“There must also be accountability to keep us from emerging from this crisis more indebted, poorer, hungrier and angrier, and that social anger must be channeled through a representative State that brings all of society together in a broad dialogue,” she indicated.

Alicia Bárcena recalled that the crisis prompted by the COVID-19 pandemic has magnified structural gaps in Latin America and the Caribbean. She stated that the region will undergo a contraction of -9.1% in 2020 – the worst in 100 years – while exports will fall -23% and poverty will end up affecting 230 million people (45 million more).

Some 33 million people will slide into poverty from the middle strata, to the point where 8 out of every 10 people in the region (490 million) are going to need a basic income and universal policies. Inequality will reach 5% on average and unemployment will affect 44 million people. In addition, 2.7 million Micro, Small and Medium-sized Enterprises (MSMEs) will close.

ECLAC’s Executive Secretary added that 40 million households are not connected to nor do they have access to good quality Internet, while 32 million children and adolescents cannot participate in distance learning.

She highlighted that ECLAC has proposed various measures to stimulate demand, based on a big push for the environment and sustainability, with digital infrastructure, greater investment in health, and by underpinning household consumption with a basic income for all people living in poverty – equivalent to one poverty line ($150 dollars per month) – to be complemented by an anti-hunger grant of around $47 dollars a month.

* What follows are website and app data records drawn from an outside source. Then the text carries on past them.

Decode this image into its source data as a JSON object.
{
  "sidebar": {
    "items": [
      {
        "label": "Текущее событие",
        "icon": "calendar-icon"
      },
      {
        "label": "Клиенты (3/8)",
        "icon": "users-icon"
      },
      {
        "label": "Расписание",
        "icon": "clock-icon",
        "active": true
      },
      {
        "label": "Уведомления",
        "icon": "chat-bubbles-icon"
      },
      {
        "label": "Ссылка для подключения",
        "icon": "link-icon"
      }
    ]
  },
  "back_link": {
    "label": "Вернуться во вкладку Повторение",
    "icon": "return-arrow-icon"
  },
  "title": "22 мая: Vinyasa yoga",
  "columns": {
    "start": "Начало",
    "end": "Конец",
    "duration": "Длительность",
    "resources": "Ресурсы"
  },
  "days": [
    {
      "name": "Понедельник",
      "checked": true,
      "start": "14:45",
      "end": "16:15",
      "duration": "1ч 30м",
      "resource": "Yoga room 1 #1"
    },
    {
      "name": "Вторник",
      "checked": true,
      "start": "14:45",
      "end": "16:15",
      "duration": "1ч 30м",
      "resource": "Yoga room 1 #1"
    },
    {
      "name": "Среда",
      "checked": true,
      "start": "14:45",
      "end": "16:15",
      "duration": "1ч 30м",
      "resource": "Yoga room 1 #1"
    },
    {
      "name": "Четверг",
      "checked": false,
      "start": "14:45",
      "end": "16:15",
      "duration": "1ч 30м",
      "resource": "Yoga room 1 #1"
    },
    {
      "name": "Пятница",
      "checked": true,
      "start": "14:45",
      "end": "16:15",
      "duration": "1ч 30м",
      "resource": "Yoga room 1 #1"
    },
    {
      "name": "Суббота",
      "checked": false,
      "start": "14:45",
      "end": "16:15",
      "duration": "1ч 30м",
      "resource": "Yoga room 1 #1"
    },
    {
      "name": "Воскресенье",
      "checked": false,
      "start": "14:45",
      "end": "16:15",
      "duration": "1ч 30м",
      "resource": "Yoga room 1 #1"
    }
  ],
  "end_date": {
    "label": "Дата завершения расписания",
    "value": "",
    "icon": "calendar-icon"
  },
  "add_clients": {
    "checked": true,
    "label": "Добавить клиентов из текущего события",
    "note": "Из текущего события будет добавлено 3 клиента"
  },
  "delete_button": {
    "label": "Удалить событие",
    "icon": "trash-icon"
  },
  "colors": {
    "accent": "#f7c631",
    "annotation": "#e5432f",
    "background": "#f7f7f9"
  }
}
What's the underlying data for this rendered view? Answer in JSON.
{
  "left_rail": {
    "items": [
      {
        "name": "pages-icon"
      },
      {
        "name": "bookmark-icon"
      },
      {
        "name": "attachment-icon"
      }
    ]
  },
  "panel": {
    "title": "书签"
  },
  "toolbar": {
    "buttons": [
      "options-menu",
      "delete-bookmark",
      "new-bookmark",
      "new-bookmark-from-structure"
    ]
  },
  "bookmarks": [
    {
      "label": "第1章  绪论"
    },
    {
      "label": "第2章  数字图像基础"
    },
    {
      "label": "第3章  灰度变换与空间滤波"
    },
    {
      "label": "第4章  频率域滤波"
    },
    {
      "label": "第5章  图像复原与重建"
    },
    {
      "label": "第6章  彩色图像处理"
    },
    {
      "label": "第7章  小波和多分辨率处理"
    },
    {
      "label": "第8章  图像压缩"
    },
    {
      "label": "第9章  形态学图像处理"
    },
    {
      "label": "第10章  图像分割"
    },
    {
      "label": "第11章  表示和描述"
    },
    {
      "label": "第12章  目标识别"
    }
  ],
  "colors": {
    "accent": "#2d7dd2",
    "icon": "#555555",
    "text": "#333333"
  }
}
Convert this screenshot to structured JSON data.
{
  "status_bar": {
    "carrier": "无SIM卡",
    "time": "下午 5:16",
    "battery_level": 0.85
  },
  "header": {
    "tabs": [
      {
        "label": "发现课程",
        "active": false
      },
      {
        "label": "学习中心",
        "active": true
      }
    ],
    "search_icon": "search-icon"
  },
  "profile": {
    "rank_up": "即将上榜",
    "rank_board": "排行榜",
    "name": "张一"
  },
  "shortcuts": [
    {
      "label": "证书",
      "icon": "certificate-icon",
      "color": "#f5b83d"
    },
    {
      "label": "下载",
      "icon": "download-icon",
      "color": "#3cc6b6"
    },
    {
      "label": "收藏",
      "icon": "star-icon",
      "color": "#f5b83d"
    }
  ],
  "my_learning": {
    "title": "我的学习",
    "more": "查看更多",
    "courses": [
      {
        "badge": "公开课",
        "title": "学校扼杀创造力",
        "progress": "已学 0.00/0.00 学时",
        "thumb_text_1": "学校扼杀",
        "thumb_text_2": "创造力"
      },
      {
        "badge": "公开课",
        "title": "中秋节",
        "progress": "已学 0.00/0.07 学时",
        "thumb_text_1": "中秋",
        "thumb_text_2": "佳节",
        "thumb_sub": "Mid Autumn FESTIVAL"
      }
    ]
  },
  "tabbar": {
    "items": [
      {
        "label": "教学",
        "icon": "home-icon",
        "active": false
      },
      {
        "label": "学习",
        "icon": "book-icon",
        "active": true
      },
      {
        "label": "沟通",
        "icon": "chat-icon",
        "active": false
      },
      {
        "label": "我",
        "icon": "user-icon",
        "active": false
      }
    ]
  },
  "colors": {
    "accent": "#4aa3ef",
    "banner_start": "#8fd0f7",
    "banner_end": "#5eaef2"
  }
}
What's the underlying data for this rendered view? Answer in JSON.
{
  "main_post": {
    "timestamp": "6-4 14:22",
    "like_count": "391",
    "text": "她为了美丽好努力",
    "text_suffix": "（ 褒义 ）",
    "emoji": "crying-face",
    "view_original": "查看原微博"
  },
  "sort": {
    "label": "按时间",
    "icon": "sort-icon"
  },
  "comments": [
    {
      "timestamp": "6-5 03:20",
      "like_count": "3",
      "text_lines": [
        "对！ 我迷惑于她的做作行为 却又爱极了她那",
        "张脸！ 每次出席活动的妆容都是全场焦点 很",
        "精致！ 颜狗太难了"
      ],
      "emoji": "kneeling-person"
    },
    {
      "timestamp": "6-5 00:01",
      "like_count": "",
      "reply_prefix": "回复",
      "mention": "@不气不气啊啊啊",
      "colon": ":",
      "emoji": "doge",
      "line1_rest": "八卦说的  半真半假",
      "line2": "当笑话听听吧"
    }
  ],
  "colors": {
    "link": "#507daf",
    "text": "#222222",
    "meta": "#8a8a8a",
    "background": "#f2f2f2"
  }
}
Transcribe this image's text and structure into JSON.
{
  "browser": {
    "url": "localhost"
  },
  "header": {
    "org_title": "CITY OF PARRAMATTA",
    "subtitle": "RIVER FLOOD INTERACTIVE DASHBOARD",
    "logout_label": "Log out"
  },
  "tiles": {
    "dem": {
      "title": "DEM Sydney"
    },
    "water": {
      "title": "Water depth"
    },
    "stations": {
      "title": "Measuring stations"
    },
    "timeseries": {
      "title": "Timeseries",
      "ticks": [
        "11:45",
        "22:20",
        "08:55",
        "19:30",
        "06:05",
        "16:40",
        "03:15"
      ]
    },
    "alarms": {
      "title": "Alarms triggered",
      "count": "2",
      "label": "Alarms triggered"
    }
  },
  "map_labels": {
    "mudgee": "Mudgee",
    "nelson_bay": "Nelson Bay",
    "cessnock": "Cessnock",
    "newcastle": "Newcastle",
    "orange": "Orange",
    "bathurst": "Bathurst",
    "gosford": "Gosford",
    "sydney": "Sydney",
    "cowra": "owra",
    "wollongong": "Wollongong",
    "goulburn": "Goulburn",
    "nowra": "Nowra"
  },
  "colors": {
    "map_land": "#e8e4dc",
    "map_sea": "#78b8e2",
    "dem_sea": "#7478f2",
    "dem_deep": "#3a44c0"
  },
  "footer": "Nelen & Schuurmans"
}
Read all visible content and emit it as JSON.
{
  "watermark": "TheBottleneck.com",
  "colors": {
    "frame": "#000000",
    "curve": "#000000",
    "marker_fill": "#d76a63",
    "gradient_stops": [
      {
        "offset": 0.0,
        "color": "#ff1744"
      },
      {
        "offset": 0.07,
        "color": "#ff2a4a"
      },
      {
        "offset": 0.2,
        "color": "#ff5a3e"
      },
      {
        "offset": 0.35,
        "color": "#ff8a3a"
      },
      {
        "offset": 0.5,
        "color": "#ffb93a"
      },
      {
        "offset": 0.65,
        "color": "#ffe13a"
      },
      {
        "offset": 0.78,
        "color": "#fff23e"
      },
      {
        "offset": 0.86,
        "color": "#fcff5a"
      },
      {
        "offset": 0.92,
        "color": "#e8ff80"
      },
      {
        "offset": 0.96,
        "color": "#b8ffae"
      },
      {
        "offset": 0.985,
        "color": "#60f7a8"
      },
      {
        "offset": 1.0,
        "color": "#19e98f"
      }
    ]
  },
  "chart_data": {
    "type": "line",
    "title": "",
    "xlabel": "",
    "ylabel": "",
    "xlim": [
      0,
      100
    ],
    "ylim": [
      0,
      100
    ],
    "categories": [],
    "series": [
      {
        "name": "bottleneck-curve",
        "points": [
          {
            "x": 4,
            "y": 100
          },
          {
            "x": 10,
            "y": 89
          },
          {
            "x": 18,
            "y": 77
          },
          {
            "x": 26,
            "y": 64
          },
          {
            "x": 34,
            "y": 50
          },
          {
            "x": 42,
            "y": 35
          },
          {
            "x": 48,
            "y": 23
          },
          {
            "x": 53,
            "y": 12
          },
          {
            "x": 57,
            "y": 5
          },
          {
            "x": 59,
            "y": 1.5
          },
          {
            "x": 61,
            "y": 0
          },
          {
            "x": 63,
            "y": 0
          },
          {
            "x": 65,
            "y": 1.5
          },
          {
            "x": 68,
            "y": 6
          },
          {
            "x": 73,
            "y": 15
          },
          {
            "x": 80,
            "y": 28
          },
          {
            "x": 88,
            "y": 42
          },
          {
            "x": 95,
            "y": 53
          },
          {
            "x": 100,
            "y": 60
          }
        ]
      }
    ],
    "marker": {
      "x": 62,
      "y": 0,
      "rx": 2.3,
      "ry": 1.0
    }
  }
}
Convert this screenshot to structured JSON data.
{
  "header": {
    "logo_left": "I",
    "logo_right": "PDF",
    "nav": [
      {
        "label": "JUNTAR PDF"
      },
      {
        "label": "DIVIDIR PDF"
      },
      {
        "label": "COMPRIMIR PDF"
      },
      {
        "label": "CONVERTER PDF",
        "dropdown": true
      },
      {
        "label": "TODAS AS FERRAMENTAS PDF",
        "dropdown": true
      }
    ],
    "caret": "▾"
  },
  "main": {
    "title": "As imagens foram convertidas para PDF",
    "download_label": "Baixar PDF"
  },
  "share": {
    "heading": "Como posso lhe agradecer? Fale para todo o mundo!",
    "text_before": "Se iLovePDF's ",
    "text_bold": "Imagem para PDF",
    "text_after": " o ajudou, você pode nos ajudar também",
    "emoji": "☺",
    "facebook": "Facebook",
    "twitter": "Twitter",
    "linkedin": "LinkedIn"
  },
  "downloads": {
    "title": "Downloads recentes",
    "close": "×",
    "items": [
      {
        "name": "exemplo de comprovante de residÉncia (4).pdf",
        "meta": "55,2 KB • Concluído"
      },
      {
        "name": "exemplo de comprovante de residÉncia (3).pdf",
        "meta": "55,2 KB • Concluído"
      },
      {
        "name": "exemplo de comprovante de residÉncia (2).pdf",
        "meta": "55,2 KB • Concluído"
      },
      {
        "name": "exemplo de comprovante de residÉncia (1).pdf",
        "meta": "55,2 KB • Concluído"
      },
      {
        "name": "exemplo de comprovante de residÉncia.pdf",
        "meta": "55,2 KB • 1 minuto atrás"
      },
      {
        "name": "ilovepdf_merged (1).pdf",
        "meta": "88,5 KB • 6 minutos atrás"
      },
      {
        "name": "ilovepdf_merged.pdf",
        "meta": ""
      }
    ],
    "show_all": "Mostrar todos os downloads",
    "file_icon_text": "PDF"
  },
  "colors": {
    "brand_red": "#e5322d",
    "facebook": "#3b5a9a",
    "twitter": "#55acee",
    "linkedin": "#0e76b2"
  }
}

The regional commission also proposes a basic digital basket at an average cost of 1% of GDP, and providing subsidies and longer repayment periods and grace periods for loans to MSMEs, as well as implementing redistributive policies to move towards universal social protection, above all with regard to health. For this to occur, she said, the region needs a much more progressive and effective taxation system that eliminates tax evasion, which amounts to 6.1% of GDP.

The senior United Nations representative underlined that the governments of Latin America and the Caribbean are not going to be able to sustain the fiscal outlays that are needed today. For that reason, international cooperation and multilateral agreements are needed to provide society with global goods such as health, peace, financial stability, climate security and equality.

Finally, Alicia Bárcena called for strengthening regional integration, bolstering intraregional trade (which has plummeted), and supporting the small island states of the Caribbean and Central American countries in particular.